Researching our destination, we picked up Sam Anderson’s fascinating book, “Boom Town: The Fantastical Saga of Oklahoma City, its Chaotic Founding, Its Apocalyptic Weather, Its Purloined Basketball Team, and the Dream of Becoming a World-class Metropolis.” Oklahoma City has a pretty wild and interesting history, much of which was unknown to me. [Go ahead, add it to your Goodreads list. We’ll wait.]
Having a travel goal not only motivated us to find an opportunity to visit another state but also helped us expand our knowledge and understanding of another part of our country.
Motivation and structure

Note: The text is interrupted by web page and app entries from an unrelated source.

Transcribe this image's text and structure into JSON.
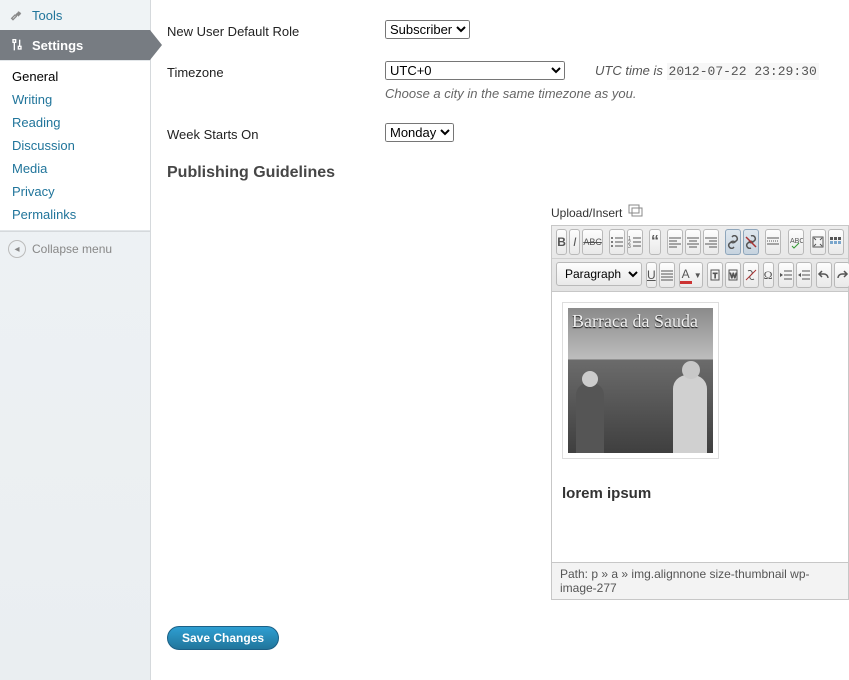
{
  "sidebar": {
    "tools_label": "Tools",
    "settings_label": "Settings",
    "submenu": {
      "general": "General",
      "writing": "Writing",
      "reading": "Reading",
      "discussion": "Discussion",
      "media": "Media",
      "privacy": "Privacy",
      "permalinks": "Permalinks"
    },
    "collapse_label": "Collapse menu"
  },
  "form": {
    "new_user_role_label": "New User Default Role",
    "new_user_role_value": "Subscriber",
    "timezone_label": "Timezone",
    "timezone_value": "UTC+0",
    "utc_prefix": "UTC time is",
    "utc_value": "2012-07-22 23:29:30",
    "timezone_hint": "Choose a city in the same timezone as you.",
    "week_start_label": "Week Starts On",
    "week_start_value": "Monday"
  },
  "section": {
    "publishing_label": "Publishing Guidelines",
    "upload_insert_label": "Upload/Insert"
  },
  "editor": {
    "format_value": "Paragraph",
    "caption": "lorem ipsum",
    "image_text": "Barraca da Sauda",
    "path_label": "Path:",
    "path_value": "p » a » img.alignnone size-thumbnail wp-image-277"
  },
  "save": {
    "label": "Save Changes"
  }
}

Similarly, many years ago, when I was a newly divorced mom of two young boys, we spent a lovely spring break hiking in Shenandoah National Park (an itinerary chosen primarily because it was the only trip I could afford at the time). We had a wonderful week of little boys racing up and down trails, scrambling over every rock in sight, and sitting in awe at numerous bear sightings. Somewhat spontaneously we decided that we should try to visit all 60 national parks. (There are now 61, with the January 2019 addition of Indiana Dunes National Park).
At the time, I had no idea just how ambitious a goal that was. And, in all honesty, now that I am significantly more knowledgeable about the national parks, I realize that I am not truly driven to visit all 61. Eight, for example, are in Alaska, including two above the Artic Circle (Gates of the Arctic and Kobuk Valley National Parks) and four that are accessible only by bush plane (Katmai, Lake Clark, and the aforementioned Gates of the Arctic, and Kobuk Valley National Parks). I would love to visit Denali, Kenai Fjords, and Glacier Bay National Parks. However, I don’t feel compelled anymore to allocate my time and money to visiting all eight parks there. And that’s ok.
Having a travel goal that focused on national parks did provide us with a nice structure around which to build several wonderful family trips.
I have since enjoyed the spectacular scenery of Acadia, Great Smoky Mountains, Everglades, Yellowstone, Grand Teton, Glacier, Death Valley, Grand Canyon, Zion, Bryce Canyon, Mesa Verde, Olympic, Haleakala, and Arches National Parks. The goal inspired those trips, but we are not a prisoner to it.
As for traveling to every country in the world, I will leave that to other people. I do however draw inspiration from the Travelers’ Century Club (TCC) list of countries and territories. The TCC list (with a total of 327 countries and territories) is much broader than the UN member state model (currently 193, plus two observer states: The Holy See and the State of Palestine).
For example, it lists as separate entities, “[c]ontinental land areas having a common government or administration but which are geographically discontinuous ” as well as islands “situated at least 200 miles from the closest continental portion of its administrating country.”
Under these criteria, the 48 contiguous U.S. states would be one territory, while Hawaii and Alaska would each be a separate one. That makes a great deal of sense to me, since a traveler to Hawaii is going to have a very different experience than a visitor to Alaska.
Studying the TCC list introduced me to a number of interesting geographic oddities. Does anything jump out at you in the list of North American countries and territories?
St. Pierre & Miquelon?
Despite having lived in both Canada and France, I somehow had never heard of this French Overseas Collectivity tucked offshore just a few short miles from Newfoundland. (And, of course, now that it has come to my attention, I see mentions of it frequently!) Were it not for this list, perhaps I would have remained in the dark about these small islands.
So, maybe having a travel goal or list isn’t so bad after all.
Go ahead. Set your goal. Make your list. Use it wisely. And remember, the aim is to seek out new opportunities, find motivation, and discover, not to merely check a box.